After hours of debate, the assembly voted unanimously in favor of the bill. Opponents had either left the building or claimed to have changed their minds. The vote count was never published.
President Patrice Talon, 64, a businessman who made his fortune in the cotton industry, said Dr. Tognifode and Dr. Hounk godmother personally installed for the law. Many saw the president’s support consistent with his record of passing measures on women’s rights: tightening penalties for sexual assault; criminalizing sexual contacts between university professors and the students they teach; Mothers are allowed to give their children their family names.
But critics say lawmakers had little choice but to side with a president who analysts say has become increasingly autocratic, jailing political opponents and stifling press freedom since he was elected in 2016.
Whether Beninese society is ready for legal abortions is another question. The country has brought its fertility rate down to 4.7 births per woman in recent decades, but it is religiously conservative – about half the population are Christians of various denominations and a quarter are Muslims.
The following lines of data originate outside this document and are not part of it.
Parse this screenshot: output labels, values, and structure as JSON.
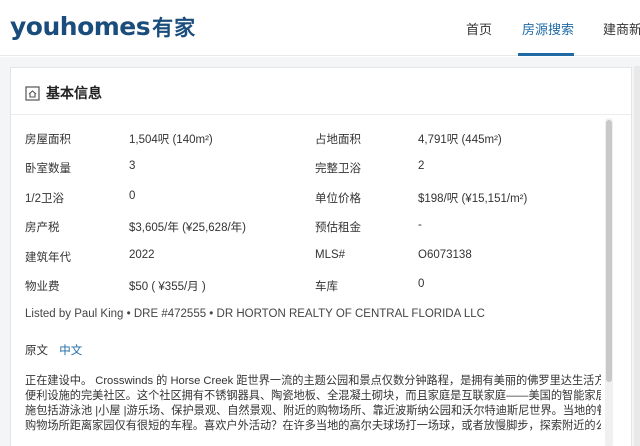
{
  "brand": {
    "logo_latin": "youhomes",
    "logo_cn": "有家"
  },
  "nav": {
    "items": [
      {
        "label": "首页"
      },
      {
        "label": "房源搜索"
      },
      {
        "label": "建商新盘"
      }
    ],
    "active_index": 1
  },
  "section": {
    "title": "基本信息"
  },
  "facts": [
    {
      "label": "房屋面积",
      "value": "1,504呎 (140m²)",
      "label2": "占地面积",
      "value2": "4,791呎 (445m²)"
    },
    {
      "label": "卧室数量",
      "value": "3",
      "label2": "完整卫浴",
      "value2": "2"
    },
    {
      "label": "1/2卫浴",
      "value": "0",
      "label2": "单位价格",
      "value2": "$198/呎 (¥15,151/m²)"
    },
    {
      "label": "房产税",
      "value": "$3,605/年 (¥25,628/年)",
      "label2": "预估租金",
      "value2": "-"
    },
    {
      "label": "建筑年代",
      "value": "2022",
      "label2": "MLS#",
      "value2": "O6073138"
    },
    {
      "label": "物业费",
      "value": "$50 ( ¥355/月 )",
      "label2": "车库",
      "value2": "0"
    }
  ],
  "listed_by": "Listed by Paul King • DRE #472555 • DR HORTON REALTY OF CENTRAL FLORIDA LLC",
  "language": {
    "original": "原文",
    "chinese": "中文"
  },
  "description_lines": [
    "正在建设中。 Crosswinds 的 Horse Creek 距世界一流的主题公园和景点仅数分钟路程，是拥有美丽的佛罗里达生活方式和",
    "便利设施的完美社区。这个社区拥有不锈钢器具、陶瓷地板、全混凝土砌块，而且家庭是互联家庭——美国的智能家居。设",
    "施包括游泳池 |小屋 |游乐场、保护景观、自然景观、附近的购物场所、靠近波斯纳公园和沃尔特迪斯尼世界。当地的餐馆和",
    "购物场所距离家园仅有很短的车程。喜欢户外活动？在许多当地的高尔夫球场打一场球，或者放慢脚步，探索附近的公园和"
  ],
  "colors": {
    "brand": "#1a4d7c",
    "accent": "#1f6aa5"
  }
}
Simon Séto, a surgeon and gynecologist in Abomey-Calavi, near Cotonou, said he observed a certain hypocrisy surrounding abortions. “The priest preaches with blind eyes,” he said, “but if their daughter or wife needs us, they know very well how to find us.”
The taboo surrounding abortion and the lack of psychological support leave women struggling with guilt and trauma, according to gynecologists and counselors.
In interviews with four women who recently had an abortion, only one said she felt comfortable telling a friend or relative about it.
“Having an abortion is like being different. It’s like you’re not a saint anymore,” said Précieuse, 24, a student who had an abortion by a doctor who also prescribed her birth control implants.
Benin has an active youth association affiliated with the International Planned Parenthood Federation, which now runs meetings to promote awareness of contraception and the new abortion law.
On a recent afternoon on the outskirts of Abomey-Calavi, a group of seven young women, all training to be hairdressers, gathered to hear Aubierge Gloria Attinganme, a member of the youth group, explain that they had become an unlicensed ” Mechanic” should go for one. Abortion could be deadly, but a new law has legalized most abortions.
It was the first time either woman had heard of the law.
Flore Nobimé contributed to the coverage from Cotonou.